Alberta has a long history of racist movements that have emerged over the decades. During the 1920s the Ku Klux Klan recruited 8000 members to target mostly Eastern European immigrants, Roman Catholics, French speaking Canadians, and African-Canadian ranchers. In the 1980s the Aryan Nations’ Canadian Leader TERRY LONG and Saskatchewan based Carney Nerland organized a neo-Nazi and Klan rally held on private land near the town of Provost, Alberta (few, if any, of the participants were local). That same decade high school history teacher JAMES KEEGATRA was telling his students that the Holocaust was a lie. More recently the group Western Canada For Us was founded by GLENN BAHR and PETER KOUBA in Edmonton to organize Alberta neo-Nazis and attempted to spread its influence into both Manitoba under the leadership of JAIMIE MURPHY and British Columbia through CHRIS BROWN.

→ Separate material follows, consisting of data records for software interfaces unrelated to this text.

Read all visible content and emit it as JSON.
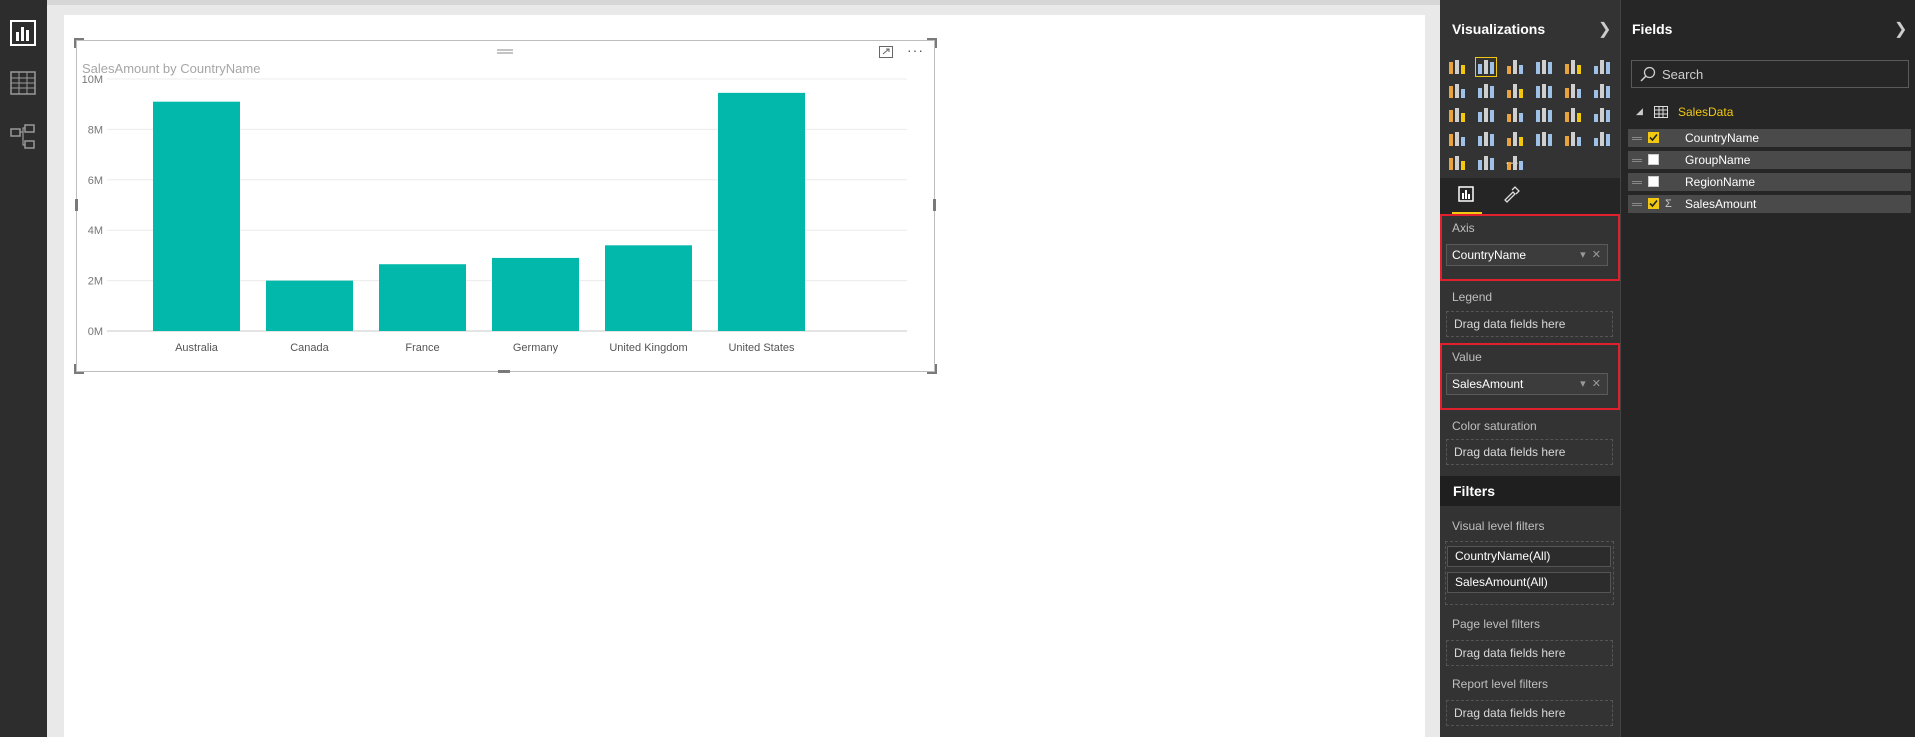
{
  "visual": {
    "title": "SalesAmount by CountryName"
  },
  "chart_data": {
    "type": "bar",
    "title": "SalesAmount by CountryName",
    "xlabel": "",
    "ylabel": "",
    "categories": [
      "Australia",
      "Canada",
      "France",
      "Germany",
      "United Kingdom",
      "United States"
    ],
    "series": [
      {
        "values": [
          9.1,
          2.0,
          2.65,
          2.9,
          3.4,
          9.45
        ]
      }
    ],
    "value_unit_suffix": "M",
    "ylim": [
      0,
      10
    ],
    "yticks": [
      "0M",
      "2M",
      "4M",
      "6M",
      "8M",
      "10M"
    ],
    "grid": true,
    "bar_color": "#01b8aa"
  },
  "visualizations": {
    "title": "Visualizations",
    "wells": {
      "axis_label": "Axis",
      "axis_field": "CountryName",
      "legend_label": "Legend",
      "legend_placeholder": "Drag data fields here",
      "value_label": "Value",
      "value_field": "SalesAmount",
      "color_saturation_label": "Color saturation",
      "color_saturation_placeholder": "Drag data fields here"
    },
    "more": "···"
  },
  "filters": {
    "title": "Filters",
    "visual_level_label": "Visual level filters",
    "visual_level_items": [
      "CountryName(All)",
      "SalesAmount(All)"
    ],
    "page_level_label": "Page level filters",
    "page_level_placeholder": "Drag data fields here",
    "report_level_label": "Report level filters",
    "report_level_placeholder": "Drag data fields here"
  },
  "fields": {
    "title": "Fields",
    "search_placeholder": "Search",
    "table_name": "SalesData",
    "items": [
      {
        "name": "CountryName",
        "checked": true,
        "sigma": false
      },
      {
        "name": "GroupName",
        "checked": false,
        "sigma": false
      },
      {
        "name": "RegionName",
        "checked": false,
        "sigma": false
      },
      {
        "name": "SalesAmount",
        "checked": true,
        "sigma": true
      }
    ]
  },
  "colors": {
    "accent": "#f2c811",
    "highlight_box": "#e0202c"
  }
}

But just as racist movements have gained a foothold, there is an equally long history of groups in Alberta that sprang up to oppose and uproot them. The KKK of the 1920s was rendered impotent when Albertans realized that the Klan’s claims to morality and virtue rang hollow and hypocritical when founder and organizer J.J. MALONEY was jailed for embezzlement. Terry Long’s Alberta Aryan Nations collapsed as a result of a successful lawsuit initiated by a man attacked by skinheads under the influence of Long (CARNEY NERLAND had been convicted earlier of manslaughter in the death of First Nations trapper Leo LaChance in Prince Albert). In 1984 Keegstra was stripped of his teaching credentials, charged with “willfully promoting hatred against an identifiable group,” and convicted. Western Canada For Us fell apart almost immediately after it began due to the efforts of community activists and the Edmonton police’s Hate Crimes Division. Glenn Bahr and Peter Kouba, along with members CIARAN DONNELLY and JESSICA BEAUMONT have been or are currently subjects of human rights complaints brought forth by anti-racist activist and attorney Richard Warman (Bahr is also the subject of a criminal case for violating section 319 of Canada’s Criminal Code). Now a new group going by the name Aryan Guard, based primarily in Calgary but with members and supporters from other cities within and outside Alberta, has emerged. And, as has occurred in the past, the community is rising up in opposition.